The directive in a 2016 state audit of the California Board of Registered Nursing was clear: Investigators should not be handling more than 20 cases at a time; the board needed to get the investigators’ caseload down to manageable levels.
So the board, which receives an average 8,500 complaints year, did as recommended. Or at least, the figures issued by the board showed that it was happening. In 2018, State Auditor staff followed up on the recommendation and reported the board had complied. But this year, the Auditor announced June 30 that thanks to a whistleblower complaint, her office had discovered that the data received from the board was phony.
<p>A board executive had directed two managers to deliberately change the caseload distribution information. The object was to convince the State Auditor that the board had fully implemented the 2016 recommendations when it actually had not.
In reality, the average caseload was 24 per investigator. The scheme hid that fact by temporarily reassigning investigations from investigators who carried more than 10 cases to managers and another employee who did not carry a caseload at the time, then shortly afterward reshuffling the cases back to the original investigators.
Confronted by the Auditor after the deception was discovered, the two managers who had created the manipulated report acknowledged producing “fudged” or “inaccurate” numbers but said they had only proceeded after an official labeled “Executive B” disregarded their concerns and clearly directed them to carry out the plan.
When interviewed, Executive B and Executive C expressed regret for having participated in the plan and said they knew it was problematic. But they said Executive A, who was not interviewed by the Auditor due to having become an ex-employee by that time, either devised the plan to reassign cases or pushed to implement the plan.
The Auditor’s verdict on the behavior was that executives committed gross misconduct, violating several laws including the obstruction statute by providing intentionally manipulated data to deceive the State Auditor and ultimately the legislature. They were subjected to discipline for dishonesty and “other failure of good behavior.”

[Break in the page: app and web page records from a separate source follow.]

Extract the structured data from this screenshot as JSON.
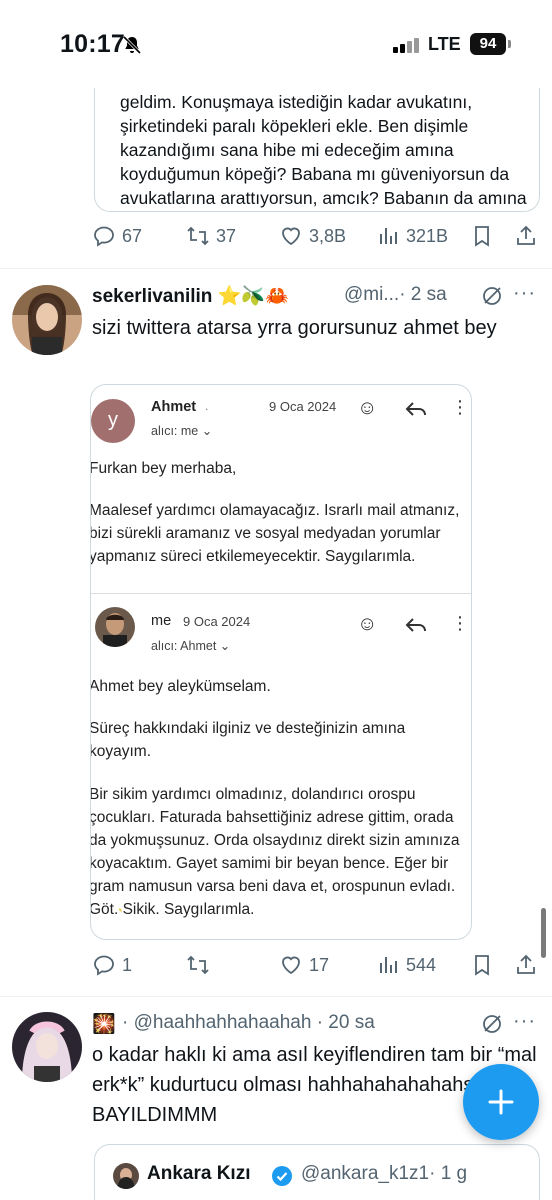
{
  "status_bar": {
    "time": "10:17",
    "network": "LTE",
    "battery": "94"
  },
  "quoted_top": {
    "text": "geldim. Konuşmaya istediğin kadar avukatını, şirketindeki paralı köpekleri ekle. Ben dişimle kazandığımı sana hibe mi edeceğim amına koyduğumun köpeği? Babana mı güveniyorsun da avukatlarına arattıyorsun, amcık? Babanın da amına koydurtma."
  },
  "tweet0_actions": {
    "replies": "67",
    "retweets": "37",
    "likes": "3,8B",
    "views": "321B"
  },
  "tweet1": {
    "name": "sekerlivanilin",
    "emojis": "⭐🫒🦀",
    "handle": "@mi...",
    "time": "· 2 sa",
    "text": "sizi twittera atarsa yrra gorursunuz ahmet bey",
    "actions": {
      "replies": "1",
      "retweets": "",
      "likes": "17",
      "views": "544"
    }
  },
  "email": {
    "msg1": {
      "avatar_letter": "y",
      "sender": "Ahmet",
      "date": "9 Oca 2024",
      "to": "alıcı: me ⌄",
      "greeting": "Furkan bey merhaba,",
      "body": "Maalesef yardımcı olamayacağız. Israrlı mail atmanız, bizi sürekli aramanız ve sosyal medyadan yorumlar yapmanız süreci etkilemeyecektir. Saygılarımla."
    },
    "msg2": {
      "sender": "me",
      "date": "9 Oca 2024",
      "to": "alıcı: Ahmet ⌄",
      "greeting": "Ahmet bey aleykümselam.",
      "para1_a": "Süreç hakkındaki ilginiz ve desteğinizin ",
      "para1_b": "amına koyayım",
      "para1_c": ".",
      "para2_a": "Bir ",
      "para2_b": "sikim",
      "para2_c": " yardımcı olmadınız, dolandırıcı ",
      "para2_d": "orospu çocukları",
      "para2_e": ". Faturada bahsettiğiniz adrese gittim, orada da yokmuşsunuz. Orda olsaydınız direkt sizin ",
      "para2_f": "amınıza",
      "para2_g": " koyacaktım. Gayet samimi bir beyan bence. Eğer bir gram namusun varsa beni dava et, ",
      "para2_h": "orospunun",
      "para2_i": " evladı. ",
      "para2_j": "Göt. Sikik.",
      "para2_k": " Saygılarımla."
    }
  },
  "tweet2": {
    "handle": "@haahhahhahaahah",
    "time": "· 20 sa",
    "text": "o kadar haklı ki ama asıl keyiflendiren tam bir “mal erk*k” kudurtucu olması hahhahahahahahshhs BAYILDIMMM"
  },
  "nested_quote": {
    "name": "Ankara Kızı",
    "handle": "@ankara_k1z1",
    "time": "· 1 g"
  },
  "colors": {
    "accent": "#1d9bf0",
    "muted": "#536471",
    "text": "#0f1419",
    "highlight": "#e8c84a"
  }
}
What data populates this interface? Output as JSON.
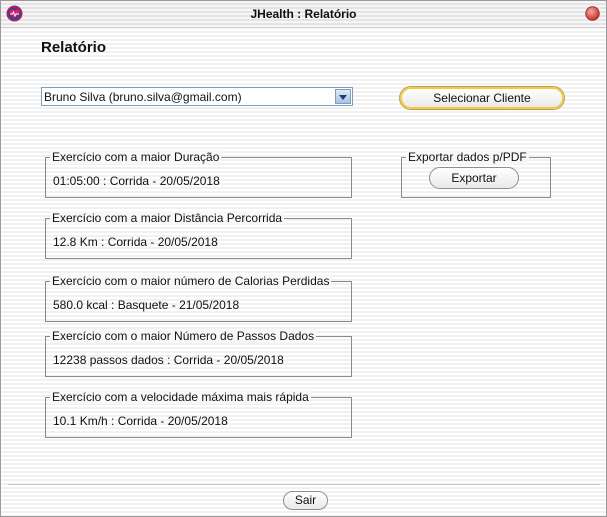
{
  "window": {
    "title": "JHealth : Relatório"
  },
  "page": {
    "heading": "Relatório"
  },
  "client_select": {
    "selected": "Bruno Silva (bruno.silva@gmail.com)"
  },
  "buttons": {
    "select_client": "Selecionar Cliente",
    "export": "Exportar",
    "exit": "Sair"
  },
  "export_group": {
    "title": "Exportar dados p/PDF"
  },
  "records": [
    {
      "title": "Exercício com a maior Duração",
      "value": "01:05:00 : Corrida - 20/05/2018"
    },
    {
      "title": "Exercício com a maior Distância Percorrida",
      "value": "12.8 Km : Corrida - 20/05/2018"
    },
    {
      "title": "Exercício com o maior número de Calorias Perdidas",
      "value": "580.0 kcal : Basquete - 21/05/2018"
    },
    {
      "title": "Exercício com o maior Número de Passos Dados",
      "value": "12238 passos dados : Corrida - 20/05/2018"
    },
    {
      "title": "Exercício com a velocidade máxima mais rápida",
      "value": "10.1 Km/h : Corrida - 20/05/2018"
    }
  ],
  "icons": {
    "app": "heart-pulse-icon",
    "close": "close-icon",
    "dropdown": "chevron-down-icon"
  },
  "colors": {
    "close_button": "#d9534f",
    "focus_ring": "#f1cc4b",
    "app_icon": "#c2185b"
  }
}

Also recommended by the Auditor, and agreed-to by the board, was a 90-day deadline for it to work with the audit team to develop a satisfactory approach to fully implement the 2016 audit recommendation.